“When a relationship provides value to each participant, it’s easy for it to persist,” says Dawn Mason, global external innovation manager at Eastman. “We hope that our interactions with the College of Design will continue to challenge us with thought-provoking results that enable us to continue to enhance the quality of life in a material way.”

Industrial Design professor Kelly Umstead discussed how different materials could be used for cosmetics packaging in her studio.
Industrial Design professor Kelly Umstead discussed how different materials could be used for cosmetics packaging in her studio.

When the industrial design program moved to new studio spaces at 111 Lampe Dr, the Eastman team invested in the capital project with a named sophomore studio space. 

In fall 2022, students explored Eastman’s interlayer films to identify ways to enhance the user experience, from sound-dampening glass to heads up displays.

Students Asa Meentemeyer and Jessie Johnson create an enhanced driving experience with Saflex.

“Recently, students explored ways in which dynamic glazing technologies can enhance the consumer experience in electric vehicles and next-generation tech for homeowners and office workers. Additional vehicle features offer the driver warning on their surroundings for side mirrors, heads-up displays, and dashboard consoles. These concepts will be useful in providing input to an overall Dynamic Glazing strategy for Eastman.”

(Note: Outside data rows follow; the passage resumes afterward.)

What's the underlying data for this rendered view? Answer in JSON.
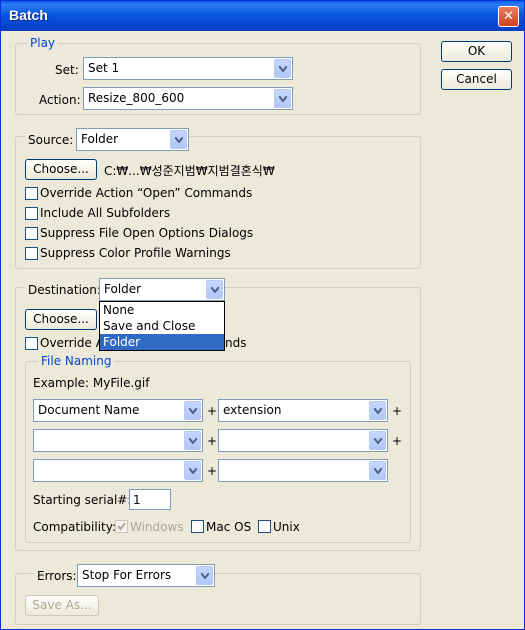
{
  "window": {
    "title": "Batch",
    "close_glyph": "✕"
  },
  "buttons": {
    "ok": "OK",
    "cancel": "Cancel"
  },
  "play": {
    "legend": "Play",
    "set_label": "Set:",
    "set_value": "Set 1",
    "action_label": "Action:",
    "action_value": "Resize_800_600"
  },
  "source": {
    "label": "Source:",
    "value": "Folder",
    "choose_button": "Choose...",
    "path": "C:₩...₩성준지범₩지범결혼식₩",
    "options": [
      {
        "label": "Override Action “Open” Commands",
        "checked": false
      },
      {
        "label": "Include All Subfolders",
        "checked": false
      },
      {
        "label": "Suppress File Open Options Dialogs",
        "checked": false
      },
      {
        "label": "Suppress Color Profile Warnings",
        "checked": false
      }
    ]
  },
  "destination": {
    "label": "Destination:",
    "value": "Folder",
    "choose_button": "Choose...",
    "override_label_start": "Override Ac",
    "override_label_end": "nds",
    "dropdown_options": [
      "None",
      "Save and Close",
      "Folder"
    ],
    "dropdown_selected": "Folder",
    "file_naming": {
      "legend": "File Naming",
      "example": "Example: MyFile.gif",
      "rows": [
        {
          "left": "Document Name",
          "right": "extension"
        },
        {
          "left": "",
          "right": ""
        },
        {
          "left": "",
          "right": ""
        }
      ],
      "plus": "+",
      "serial_label": "Starting serial#:",
      "serial_value": "1",
      "compat_label": "Compatibility:",
      "compat": [
        {
          "label": "Windows",
          "checked": true,
          "disabled": true
        },
        {
          "label": "Mac OS",
          "checked": false,
          "disabled": false
        },
        {
          "label": "Unix",
          "checked": false,
          "disabled": false
        }
      ]
    }
  },
  "errors": {
    "label": "Errors:",
    "value": "Stop For Errors",
    "save_as_button": "Save As..."
  }
}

After a decade of partnership, College of Design students and Eastman executives continue to find innovative ways to partner, bringing analysis of the user experience into Eastman’s existing technologies and applications and continually identifying new uses for existing products. 

“If you think it can’t be done, you should give it to a student because they don’t know that it can’t be done,” Mason said of a previous studio. “And that sentiment continues to ring true today.”